*** Opening EXERCISE INPUTS ***
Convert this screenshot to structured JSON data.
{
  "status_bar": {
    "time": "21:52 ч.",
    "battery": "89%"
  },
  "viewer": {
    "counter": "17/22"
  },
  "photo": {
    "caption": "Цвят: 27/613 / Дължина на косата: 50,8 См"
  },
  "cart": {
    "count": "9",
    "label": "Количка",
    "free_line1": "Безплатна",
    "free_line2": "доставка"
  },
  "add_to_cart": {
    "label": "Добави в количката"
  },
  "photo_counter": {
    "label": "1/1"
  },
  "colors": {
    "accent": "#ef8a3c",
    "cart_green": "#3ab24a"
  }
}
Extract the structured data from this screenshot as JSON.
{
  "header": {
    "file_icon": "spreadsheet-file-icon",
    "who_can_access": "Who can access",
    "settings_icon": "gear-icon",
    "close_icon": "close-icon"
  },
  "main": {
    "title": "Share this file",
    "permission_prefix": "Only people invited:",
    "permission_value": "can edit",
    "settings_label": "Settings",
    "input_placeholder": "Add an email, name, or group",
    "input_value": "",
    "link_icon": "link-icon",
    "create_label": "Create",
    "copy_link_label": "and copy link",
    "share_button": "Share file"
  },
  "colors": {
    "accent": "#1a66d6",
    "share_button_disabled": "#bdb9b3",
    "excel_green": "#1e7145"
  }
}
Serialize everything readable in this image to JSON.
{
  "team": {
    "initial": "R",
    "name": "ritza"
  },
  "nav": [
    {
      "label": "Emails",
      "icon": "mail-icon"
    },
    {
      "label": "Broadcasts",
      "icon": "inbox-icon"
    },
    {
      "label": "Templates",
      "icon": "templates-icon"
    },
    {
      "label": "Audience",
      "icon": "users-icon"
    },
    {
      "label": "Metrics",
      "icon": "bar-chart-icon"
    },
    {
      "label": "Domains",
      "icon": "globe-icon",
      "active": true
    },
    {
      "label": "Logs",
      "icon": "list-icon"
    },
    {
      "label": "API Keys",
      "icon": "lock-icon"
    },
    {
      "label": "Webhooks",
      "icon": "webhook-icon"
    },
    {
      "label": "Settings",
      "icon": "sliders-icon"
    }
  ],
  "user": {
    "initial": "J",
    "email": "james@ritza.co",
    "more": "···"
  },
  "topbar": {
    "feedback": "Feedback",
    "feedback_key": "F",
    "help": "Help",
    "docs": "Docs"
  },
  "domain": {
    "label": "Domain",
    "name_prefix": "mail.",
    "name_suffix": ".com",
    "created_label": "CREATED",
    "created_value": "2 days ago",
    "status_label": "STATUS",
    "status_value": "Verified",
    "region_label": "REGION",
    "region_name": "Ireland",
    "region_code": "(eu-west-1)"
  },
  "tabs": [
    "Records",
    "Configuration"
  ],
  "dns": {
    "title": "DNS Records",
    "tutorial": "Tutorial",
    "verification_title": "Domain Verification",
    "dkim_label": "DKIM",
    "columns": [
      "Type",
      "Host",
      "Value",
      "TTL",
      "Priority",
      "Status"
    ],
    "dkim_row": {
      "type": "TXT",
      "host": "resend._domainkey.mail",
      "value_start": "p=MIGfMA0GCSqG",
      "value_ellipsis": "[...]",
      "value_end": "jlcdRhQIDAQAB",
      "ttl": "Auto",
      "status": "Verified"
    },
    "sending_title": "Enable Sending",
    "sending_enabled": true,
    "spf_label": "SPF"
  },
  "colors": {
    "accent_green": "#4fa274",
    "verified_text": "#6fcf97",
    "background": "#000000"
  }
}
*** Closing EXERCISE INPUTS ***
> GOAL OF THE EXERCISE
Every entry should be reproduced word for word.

> WRITTEN SOLUTION
Convert this screenshot to structured JSON data.
{
  "status_bar": {
    "time": "21:52 ч.",
    "battery": "89%"
  },
  "viewer": {
    "counter": "17/22"
  },
  "photo": {
    "caption": "Цвят: 27/613 / Дължина на косата: 50,8 См"
  },
  "cart": {
    "count": "9",
    "label": "Количка",
    "free_line1": "Безплатна",
    "free_line2": "доставка"
  },
  "add_to_cart": {
    "label": "Добави в количката"
  },
  "photo_counter": {
    "label": "1/1"
  },
  "colors": {
    "accent": "#ef8a3c",
    "cart_green": "#3ab24a"
  }
}
Extract the structured data from this screenshot as JSON.
{
  "header": {
    "file_icon": "spreadsheet-file-icon",
    "who_can_access": "Who can access",
    "settings_icon": "gear-icon",
    "close_icon": "close-icon"
  },
  "main": {
    "title": "Share this file",
    "permission_prefix": "Only people invited:",
    "permission_value": "can edit",
    "settings_label": "Settings",
    "input_placeholder": "Add an email, name, or group",
    "input_value": "",
    "link_icon": "link-icon",
    "create_label": "Create",
    "copy_link_label": "and copy link",
    "share_button": "Share file"
  },
  "colors": {
    "accent": "#1a66d6",
    "share_button_disabled": "#bdb9b3",
    "excel_green": "#1e7145"
  }
}
Serialize everything readable in this image to JSON.
{
  "team": {
    "initial": "R",
    "name": "ritza"
  },
  "nav": [
    {
      "label": "Emails",
      "icon": "mail-icon"
    },
    {
      "label": "Broadcasts",
      "icon": "inbox-icon"
    },
    {
      "label": "Templates",
      "icon": "templates-icon"
    },
    {
      "label": "Audience",
      "icon": "users-icon"
    },
    {
      "label": "Metrics",
      "icon": "bar-chart-icon"
    },
    {
      "label": "Domains",
      "icon": "globe-icon",
      "active": true
    },
    {
      "label": "Logs",
      "icon": "list-icon"
    },
    {
      "label": "API Keys",
      "icon": "lock-icon"
    },
    {
      "label": "Webhooks",
      "icon": "webhook-icon"
    },
    {
      "label": "Settings",
      "icon": "sliders-icon"
    }
  ],
  "user": {
    "initial": "J",
    "email": "james@ritza.co",
    "more": "···"
  },
  "topbar": {
    "feedback": "Feedback",
    "feedback_key": "F",
    "help": "Help",
    "docs": "Docs"
  },
  "domain": {
    "label": "Domain",
    "name_prefix": "mail.",
    "name_suffix": ".com",
    "created_label": "CREATED",
    "created_value": "2 days ago",
    "status_label": "STATUS",
    "status_value": "Verified",
    "region_label": "REGION",
    "region_name": "Ireland",
    "region_code": "(eu-west-1)"
  },
  "tabs": [
    "Records",
    "Configuration"
  ],
  "dns": {
    "title": "DNS Records",
    "tutorial": "Tutorial",
    "verification_title": "Domain Verification",
    "dkim_label": "DKIM",
    "columns": [
      "Type",
      "Host",
      "Value",
      "TTL",
      "Priority",
      "Status"
    ],
    "dkim_row": {
      "type": "TXT",
      "host": "resend._domainkey.mail",
      "value_start": "p=MIGfMA0GCSqG",
      "value_ellipsis": "[...]",
      "value_end": "jlcdRhQIDAQAB",
      "ttl": "Auto",
      "status": "Verified"
    },
    "sending_title": "Enable Sending",
    "sending_enabled": true,
    "spf_label": "SPF"
  },
  "colors": {
    "accent_green": "#4fa274",
    "verified_text": "#6fcf97",
    "background": "#000000"
  }
}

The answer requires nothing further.